**Dataset rows describing interfaces**.
+ + + + +

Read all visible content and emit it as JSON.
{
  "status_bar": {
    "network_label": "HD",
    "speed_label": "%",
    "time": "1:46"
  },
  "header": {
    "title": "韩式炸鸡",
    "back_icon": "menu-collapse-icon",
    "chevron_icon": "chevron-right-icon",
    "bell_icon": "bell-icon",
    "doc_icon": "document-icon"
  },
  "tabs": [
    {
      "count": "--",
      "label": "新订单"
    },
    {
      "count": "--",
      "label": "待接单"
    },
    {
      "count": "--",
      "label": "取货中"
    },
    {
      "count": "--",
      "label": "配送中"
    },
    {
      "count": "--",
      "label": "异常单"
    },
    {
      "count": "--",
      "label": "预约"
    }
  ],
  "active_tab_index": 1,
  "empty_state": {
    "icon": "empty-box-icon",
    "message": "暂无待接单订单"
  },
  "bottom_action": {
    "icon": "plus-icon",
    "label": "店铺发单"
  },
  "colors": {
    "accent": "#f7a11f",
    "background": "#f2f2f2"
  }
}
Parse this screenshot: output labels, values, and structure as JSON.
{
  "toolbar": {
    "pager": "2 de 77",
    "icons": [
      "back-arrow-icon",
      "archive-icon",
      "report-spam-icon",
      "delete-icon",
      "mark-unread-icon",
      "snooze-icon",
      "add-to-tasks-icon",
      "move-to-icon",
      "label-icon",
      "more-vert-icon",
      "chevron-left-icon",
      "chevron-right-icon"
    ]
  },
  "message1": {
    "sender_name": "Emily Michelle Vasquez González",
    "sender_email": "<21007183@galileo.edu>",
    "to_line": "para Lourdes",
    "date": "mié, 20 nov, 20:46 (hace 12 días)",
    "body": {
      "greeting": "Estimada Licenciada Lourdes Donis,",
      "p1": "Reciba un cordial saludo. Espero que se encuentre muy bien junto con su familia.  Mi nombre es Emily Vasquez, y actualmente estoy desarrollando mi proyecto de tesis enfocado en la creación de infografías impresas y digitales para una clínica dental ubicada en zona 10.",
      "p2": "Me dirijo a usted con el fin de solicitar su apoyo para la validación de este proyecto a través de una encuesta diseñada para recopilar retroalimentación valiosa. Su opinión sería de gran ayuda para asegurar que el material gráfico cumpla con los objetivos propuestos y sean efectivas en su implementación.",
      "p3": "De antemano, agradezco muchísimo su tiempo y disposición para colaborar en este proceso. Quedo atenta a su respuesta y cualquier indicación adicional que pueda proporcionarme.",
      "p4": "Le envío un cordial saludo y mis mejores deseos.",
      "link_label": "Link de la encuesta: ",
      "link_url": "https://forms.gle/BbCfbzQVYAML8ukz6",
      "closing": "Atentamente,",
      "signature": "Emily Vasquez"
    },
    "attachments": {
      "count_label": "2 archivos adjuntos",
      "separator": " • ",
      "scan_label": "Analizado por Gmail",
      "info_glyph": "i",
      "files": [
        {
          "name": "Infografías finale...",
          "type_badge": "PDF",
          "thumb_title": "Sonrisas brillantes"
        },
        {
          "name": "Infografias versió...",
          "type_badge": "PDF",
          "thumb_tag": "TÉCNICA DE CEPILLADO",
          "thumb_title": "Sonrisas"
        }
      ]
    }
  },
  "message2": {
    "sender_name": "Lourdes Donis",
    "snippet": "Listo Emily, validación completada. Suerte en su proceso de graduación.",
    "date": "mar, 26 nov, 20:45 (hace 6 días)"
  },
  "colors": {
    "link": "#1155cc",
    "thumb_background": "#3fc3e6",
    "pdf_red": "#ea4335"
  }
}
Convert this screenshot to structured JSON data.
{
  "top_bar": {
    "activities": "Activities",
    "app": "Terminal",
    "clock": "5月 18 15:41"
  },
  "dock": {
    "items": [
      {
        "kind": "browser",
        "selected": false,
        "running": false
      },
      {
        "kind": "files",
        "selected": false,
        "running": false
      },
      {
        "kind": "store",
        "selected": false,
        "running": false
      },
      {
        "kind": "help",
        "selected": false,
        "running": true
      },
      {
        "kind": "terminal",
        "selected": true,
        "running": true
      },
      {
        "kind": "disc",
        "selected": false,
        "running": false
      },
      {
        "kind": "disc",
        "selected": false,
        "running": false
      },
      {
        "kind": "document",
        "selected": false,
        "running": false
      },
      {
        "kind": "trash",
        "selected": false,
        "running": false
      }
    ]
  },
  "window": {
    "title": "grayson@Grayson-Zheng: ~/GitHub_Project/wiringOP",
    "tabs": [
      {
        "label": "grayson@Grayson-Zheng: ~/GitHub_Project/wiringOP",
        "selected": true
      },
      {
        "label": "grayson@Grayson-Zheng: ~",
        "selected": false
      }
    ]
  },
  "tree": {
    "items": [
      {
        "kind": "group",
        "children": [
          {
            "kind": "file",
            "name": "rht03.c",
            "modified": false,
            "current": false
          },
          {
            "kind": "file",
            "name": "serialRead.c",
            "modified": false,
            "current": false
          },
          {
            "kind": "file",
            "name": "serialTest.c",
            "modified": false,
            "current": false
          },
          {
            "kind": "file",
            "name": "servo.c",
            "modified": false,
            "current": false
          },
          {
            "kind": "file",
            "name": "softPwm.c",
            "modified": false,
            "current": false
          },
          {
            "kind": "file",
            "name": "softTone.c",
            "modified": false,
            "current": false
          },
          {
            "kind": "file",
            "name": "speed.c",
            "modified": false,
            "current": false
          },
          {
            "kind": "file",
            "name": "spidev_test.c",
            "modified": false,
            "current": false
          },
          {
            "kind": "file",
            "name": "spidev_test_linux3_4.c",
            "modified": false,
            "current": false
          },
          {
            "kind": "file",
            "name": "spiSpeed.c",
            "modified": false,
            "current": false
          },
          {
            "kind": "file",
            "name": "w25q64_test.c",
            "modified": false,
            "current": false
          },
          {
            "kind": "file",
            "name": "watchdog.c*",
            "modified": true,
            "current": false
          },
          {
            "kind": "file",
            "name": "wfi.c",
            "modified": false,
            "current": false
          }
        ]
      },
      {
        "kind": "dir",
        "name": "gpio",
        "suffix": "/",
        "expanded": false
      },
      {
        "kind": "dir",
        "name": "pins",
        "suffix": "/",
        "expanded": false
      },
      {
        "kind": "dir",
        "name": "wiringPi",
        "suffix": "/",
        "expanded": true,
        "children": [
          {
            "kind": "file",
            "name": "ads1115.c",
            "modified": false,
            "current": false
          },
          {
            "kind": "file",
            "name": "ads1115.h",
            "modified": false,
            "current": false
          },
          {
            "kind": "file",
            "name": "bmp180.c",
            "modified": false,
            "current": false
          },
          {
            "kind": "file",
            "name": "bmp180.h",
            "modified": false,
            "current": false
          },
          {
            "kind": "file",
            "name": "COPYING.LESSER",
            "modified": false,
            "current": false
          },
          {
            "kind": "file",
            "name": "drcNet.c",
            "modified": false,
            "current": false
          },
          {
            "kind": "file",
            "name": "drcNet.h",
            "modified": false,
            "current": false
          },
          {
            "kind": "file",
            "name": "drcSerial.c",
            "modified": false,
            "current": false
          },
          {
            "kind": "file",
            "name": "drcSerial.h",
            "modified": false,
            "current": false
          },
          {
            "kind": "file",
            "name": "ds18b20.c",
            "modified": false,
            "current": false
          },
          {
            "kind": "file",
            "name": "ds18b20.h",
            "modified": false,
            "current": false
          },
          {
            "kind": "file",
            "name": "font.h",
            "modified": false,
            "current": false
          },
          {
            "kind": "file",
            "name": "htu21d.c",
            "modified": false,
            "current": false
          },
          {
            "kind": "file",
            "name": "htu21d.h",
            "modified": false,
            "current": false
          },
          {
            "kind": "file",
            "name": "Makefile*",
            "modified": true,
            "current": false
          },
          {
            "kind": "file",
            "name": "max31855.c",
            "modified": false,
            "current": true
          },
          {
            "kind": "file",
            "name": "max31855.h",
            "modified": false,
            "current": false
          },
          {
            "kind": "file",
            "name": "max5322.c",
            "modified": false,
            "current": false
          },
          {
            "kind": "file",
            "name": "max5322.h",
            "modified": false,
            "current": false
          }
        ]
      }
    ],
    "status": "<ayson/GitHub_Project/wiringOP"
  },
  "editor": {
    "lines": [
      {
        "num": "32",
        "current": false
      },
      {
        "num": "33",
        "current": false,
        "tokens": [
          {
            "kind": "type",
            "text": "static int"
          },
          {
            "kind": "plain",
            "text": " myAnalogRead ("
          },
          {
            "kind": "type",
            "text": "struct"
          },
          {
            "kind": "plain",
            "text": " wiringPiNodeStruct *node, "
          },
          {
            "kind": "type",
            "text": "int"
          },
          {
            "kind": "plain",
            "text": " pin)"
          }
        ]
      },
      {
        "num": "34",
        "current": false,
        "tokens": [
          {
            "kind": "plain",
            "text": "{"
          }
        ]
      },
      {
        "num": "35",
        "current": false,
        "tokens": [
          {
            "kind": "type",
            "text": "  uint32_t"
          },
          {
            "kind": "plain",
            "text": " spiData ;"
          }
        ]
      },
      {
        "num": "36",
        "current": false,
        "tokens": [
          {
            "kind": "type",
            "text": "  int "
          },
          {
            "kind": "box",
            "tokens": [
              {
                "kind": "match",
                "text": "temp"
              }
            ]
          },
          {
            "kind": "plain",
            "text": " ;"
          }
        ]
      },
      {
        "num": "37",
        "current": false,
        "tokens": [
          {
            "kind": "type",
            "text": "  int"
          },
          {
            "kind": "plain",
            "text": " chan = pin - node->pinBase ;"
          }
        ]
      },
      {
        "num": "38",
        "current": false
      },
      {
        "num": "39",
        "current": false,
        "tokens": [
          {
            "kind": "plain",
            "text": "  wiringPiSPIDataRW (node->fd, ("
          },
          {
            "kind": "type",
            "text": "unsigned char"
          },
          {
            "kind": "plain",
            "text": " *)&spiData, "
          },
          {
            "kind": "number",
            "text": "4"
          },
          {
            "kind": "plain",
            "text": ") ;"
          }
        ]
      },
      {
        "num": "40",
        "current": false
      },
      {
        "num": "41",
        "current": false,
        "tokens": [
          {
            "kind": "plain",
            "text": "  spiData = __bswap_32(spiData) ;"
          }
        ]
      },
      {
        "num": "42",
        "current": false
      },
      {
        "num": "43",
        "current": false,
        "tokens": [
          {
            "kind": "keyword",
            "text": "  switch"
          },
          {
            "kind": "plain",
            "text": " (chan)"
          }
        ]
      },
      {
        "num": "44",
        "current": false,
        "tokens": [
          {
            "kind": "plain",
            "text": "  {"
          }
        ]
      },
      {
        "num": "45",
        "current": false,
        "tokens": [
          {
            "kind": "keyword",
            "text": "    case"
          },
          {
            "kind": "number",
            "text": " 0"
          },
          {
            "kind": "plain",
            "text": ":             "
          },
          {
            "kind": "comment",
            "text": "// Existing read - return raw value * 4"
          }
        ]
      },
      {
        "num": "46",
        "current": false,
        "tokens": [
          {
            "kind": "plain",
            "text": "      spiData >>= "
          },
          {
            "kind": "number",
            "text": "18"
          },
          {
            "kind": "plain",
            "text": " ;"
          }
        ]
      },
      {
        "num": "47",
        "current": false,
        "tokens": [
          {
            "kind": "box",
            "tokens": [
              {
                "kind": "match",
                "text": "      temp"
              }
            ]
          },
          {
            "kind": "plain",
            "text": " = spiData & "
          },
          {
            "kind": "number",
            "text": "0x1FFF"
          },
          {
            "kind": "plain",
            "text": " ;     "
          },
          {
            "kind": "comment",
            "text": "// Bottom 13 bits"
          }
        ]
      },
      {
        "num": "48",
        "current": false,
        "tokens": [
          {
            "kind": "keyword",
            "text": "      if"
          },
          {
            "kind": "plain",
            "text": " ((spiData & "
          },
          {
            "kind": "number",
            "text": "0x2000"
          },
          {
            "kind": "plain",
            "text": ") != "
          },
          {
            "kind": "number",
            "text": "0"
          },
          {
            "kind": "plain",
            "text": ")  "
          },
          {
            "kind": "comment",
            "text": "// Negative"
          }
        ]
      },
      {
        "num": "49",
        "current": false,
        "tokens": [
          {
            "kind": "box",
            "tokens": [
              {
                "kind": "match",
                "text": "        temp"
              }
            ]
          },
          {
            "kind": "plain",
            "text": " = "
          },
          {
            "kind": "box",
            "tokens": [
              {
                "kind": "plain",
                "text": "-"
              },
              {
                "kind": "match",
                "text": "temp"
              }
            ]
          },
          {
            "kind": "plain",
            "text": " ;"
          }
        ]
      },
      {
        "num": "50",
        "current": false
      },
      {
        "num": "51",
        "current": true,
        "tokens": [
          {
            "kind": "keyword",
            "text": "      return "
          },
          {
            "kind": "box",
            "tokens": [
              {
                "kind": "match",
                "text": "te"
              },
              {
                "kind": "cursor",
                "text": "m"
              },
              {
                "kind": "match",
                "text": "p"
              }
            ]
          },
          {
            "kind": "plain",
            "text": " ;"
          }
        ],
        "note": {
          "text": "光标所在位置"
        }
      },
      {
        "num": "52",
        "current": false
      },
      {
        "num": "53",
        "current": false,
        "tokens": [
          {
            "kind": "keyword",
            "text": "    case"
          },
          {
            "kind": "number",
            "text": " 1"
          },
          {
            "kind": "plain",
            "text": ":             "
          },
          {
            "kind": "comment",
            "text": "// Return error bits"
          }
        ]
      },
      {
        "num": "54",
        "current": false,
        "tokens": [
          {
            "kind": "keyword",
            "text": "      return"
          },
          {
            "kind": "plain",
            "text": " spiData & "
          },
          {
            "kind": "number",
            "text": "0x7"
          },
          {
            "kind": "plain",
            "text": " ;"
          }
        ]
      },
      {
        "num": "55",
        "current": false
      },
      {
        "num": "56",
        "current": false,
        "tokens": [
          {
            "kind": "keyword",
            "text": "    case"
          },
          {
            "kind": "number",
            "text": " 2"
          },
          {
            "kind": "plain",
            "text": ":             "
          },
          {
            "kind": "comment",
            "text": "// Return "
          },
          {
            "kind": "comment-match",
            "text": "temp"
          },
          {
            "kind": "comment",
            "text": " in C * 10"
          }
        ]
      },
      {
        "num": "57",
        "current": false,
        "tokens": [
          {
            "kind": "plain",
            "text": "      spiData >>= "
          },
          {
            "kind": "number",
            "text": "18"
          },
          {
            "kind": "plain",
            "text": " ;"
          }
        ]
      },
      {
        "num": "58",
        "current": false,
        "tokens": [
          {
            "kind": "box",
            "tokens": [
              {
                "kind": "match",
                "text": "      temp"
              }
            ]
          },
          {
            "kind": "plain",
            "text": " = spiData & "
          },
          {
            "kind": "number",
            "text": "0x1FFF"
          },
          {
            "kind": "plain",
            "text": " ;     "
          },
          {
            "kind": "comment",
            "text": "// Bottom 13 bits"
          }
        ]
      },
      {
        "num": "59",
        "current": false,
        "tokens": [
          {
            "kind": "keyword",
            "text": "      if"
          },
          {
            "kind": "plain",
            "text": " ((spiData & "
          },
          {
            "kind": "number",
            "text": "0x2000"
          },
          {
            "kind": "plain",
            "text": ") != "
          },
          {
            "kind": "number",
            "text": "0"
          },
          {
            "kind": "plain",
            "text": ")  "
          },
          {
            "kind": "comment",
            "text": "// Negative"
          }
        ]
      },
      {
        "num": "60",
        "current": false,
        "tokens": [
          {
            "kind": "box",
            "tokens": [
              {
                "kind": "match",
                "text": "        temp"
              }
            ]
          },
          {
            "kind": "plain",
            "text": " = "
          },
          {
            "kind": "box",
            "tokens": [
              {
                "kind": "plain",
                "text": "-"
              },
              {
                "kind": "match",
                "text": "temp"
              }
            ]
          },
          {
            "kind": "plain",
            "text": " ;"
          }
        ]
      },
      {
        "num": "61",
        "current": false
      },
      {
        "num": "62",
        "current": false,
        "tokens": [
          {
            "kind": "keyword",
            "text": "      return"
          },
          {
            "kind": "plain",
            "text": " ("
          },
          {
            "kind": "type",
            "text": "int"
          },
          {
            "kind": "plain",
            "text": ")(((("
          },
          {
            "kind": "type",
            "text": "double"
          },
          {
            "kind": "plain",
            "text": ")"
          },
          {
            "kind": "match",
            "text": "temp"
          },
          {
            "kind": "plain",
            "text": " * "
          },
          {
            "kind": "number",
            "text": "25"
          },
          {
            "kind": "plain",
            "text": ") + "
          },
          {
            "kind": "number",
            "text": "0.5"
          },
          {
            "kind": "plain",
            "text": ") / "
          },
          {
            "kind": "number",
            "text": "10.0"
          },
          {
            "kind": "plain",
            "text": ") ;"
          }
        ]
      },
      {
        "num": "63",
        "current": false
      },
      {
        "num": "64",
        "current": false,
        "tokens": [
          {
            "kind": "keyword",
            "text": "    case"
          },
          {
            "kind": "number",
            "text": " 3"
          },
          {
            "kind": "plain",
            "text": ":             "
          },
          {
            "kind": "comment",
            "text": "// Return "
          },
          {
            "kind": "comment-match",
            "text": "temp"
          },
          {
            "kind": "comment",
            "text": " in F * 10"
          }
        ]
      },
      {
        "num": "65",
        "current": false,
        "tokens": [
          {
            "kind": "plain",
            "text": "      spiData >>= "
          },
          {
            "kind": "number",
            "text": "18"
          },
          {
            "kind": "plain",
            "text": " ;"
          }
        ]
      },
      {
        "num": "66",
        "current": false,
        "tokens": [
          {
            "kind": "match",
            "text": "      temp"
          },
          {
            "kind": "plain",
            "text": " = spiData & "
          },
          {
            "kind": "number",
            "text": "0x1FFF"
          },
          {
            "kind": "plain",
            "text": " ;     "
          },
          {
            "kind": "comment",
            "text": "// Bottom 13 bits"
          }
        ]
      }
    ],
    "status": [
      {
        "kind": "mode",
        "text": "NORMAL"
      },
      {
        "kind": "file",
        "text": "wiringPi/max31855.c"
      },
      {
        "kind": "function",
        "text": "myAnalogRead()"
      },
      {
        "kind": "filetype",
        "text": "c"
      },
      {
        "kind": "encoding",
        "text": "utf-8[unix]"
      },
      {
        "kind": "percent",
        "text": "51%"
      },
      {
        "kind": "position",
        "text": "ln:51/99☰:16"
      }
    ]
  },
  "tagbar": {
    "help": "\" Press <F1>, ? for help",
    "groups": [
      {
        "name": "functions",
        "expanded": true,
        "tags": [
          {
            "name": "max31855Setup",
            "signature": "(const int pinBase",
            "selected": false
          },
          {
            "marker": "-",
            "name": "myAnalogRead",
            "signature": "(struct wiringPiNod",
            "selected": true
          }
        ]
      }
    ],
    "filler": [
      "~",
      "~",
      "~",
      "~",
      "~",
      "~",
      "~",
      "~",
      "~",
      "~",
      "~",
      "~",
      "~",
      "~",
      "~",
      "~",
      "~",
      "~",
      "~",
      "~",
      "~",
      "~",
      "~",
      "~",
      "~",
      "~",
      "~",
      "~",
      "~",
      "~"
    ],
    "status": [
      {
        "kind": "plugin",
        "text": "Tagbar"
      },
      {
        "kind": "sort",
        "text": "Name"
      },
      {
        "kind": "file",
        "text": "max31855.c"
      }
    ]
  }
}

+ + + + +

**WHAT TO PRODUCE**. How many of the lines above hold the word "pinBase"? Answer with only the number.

**EXPECTED OUTPUT**. 2